Should Dr. Roy win based on her false complaints to the US Patent & Trademark office, it’s true that you’d no longer pay monthly membership fees. It’s also true there would be no-one to spend the $800,000 the Cellular Medicine Association spent in 2018 to try and keep the imposters who do substandard medicine beat back from using our names to advertise anything at all.
But, Roy would be able to sell any PRP kit using our names to profit from the device.
Our policing takes time and is not perfect but has been largely effective at helping protect our reputation and our ability to profit enough to use quality supplies and still pay our staff and ourselves.
In fact, without the trademark intact, anyone could use the “Vampire” name to advertise anything as a “Vampire Facial.” A make-up artist could advertise a red mud mask as a Vampire Facial.
The same thing would happen with O-Shot® and with P-Shot® and anyone could use the names to mean anything…even non medical procedures done in anyway at all.
As a result, the names would become as valuable as “liquid facelift”—essentially becoming of no value to help communicate any degree of what will be done or with what degree of quality of care. Anyone will be able to teach any procedure (even things not related to PRP) at any price and call it a class about the Vampire Facial.
We will lose the source of the millions in advertising and research that our group has done thus far.
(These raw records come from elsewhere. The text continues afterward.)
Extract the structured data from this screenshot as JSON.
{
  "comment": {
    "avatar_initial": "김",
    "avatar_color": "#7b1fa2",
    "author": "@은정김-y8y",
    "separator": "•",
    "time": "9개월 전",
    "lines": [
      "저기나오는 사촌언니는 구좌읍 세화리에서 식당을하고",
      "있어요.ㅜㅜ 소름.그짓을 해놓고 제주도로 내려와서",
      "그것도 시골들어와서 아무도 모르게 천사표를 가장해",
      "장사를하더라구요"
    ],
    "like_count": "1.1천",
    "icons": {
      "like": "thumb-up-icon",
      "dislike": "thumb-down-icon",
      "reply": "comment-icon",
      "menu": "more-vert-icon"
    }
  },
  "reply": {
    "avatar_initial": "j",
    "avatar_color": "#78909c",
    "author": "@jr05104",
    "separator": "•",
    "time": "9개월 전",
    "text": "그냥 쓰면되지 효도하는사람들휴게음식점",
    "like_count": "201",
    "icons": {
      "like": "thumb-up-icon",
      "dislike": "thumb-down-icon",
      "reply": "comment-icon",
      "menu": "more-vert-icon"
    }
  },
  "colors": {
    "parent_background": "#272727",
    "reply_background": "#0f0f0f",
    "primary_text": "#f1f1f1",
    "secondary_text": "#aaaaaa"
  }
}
There would also no longer be the CMA to issue certificates to help with securing reasonable rates on our malpractice insurance (our group has gained a reputation that helps with rates for many of our members).
Also, one of our members was successfully defended in court because he was following our accepted protocols…this protection would go away.
In summary, should Roy’s false accusations prevail at the US Patent & Trademark office prevail, then our investment in these names will become close to worthless in the US.
If justice rules, we will win this case. In the mean time, if you receive or have received a letter from Dr. Roy’s attorney (will be from a mail chimp address)…
- Mark the email as spam (since Roy’s attorney illegally harvested your name from our directory and emailed you by mass email without your permission).
- If you have time, forward the email sent by Roy’s attorney to the California Bar for illegally soliciting business in an attempt to gather more funds from you then to pile onto the Cellular Medicine Association and so to crush our group (there’s a short form to fill out, then attach the email).
I believe we will win, but courts can sometimes make unexpected rulings (it’s just a 3 person board, not a jury).
Again, I believe we will win and I will continue to spend money on marketing and research and on lawyering ($40,000 this month so far) to create better ways to help our patients and to bring a better life to us and our staff.
I continue to be honored by the quality of provider in our group and by our esteemed teachers. I’ll continue to fight for our reputation and to find better ways to help our patients without going broke from device manufacturers and insurance carriers who would take advantage of us.
Thank you very much for your continued loyalty.
Very best regards,
Charles Runels, MD
Cellular Medicine Association (who we are)<–
P.S. This is the first time I’ve ever made a post with anything negative about another doctor. I’m sad to have needed to do so to protect our work and the further helping and protection of those who need our services.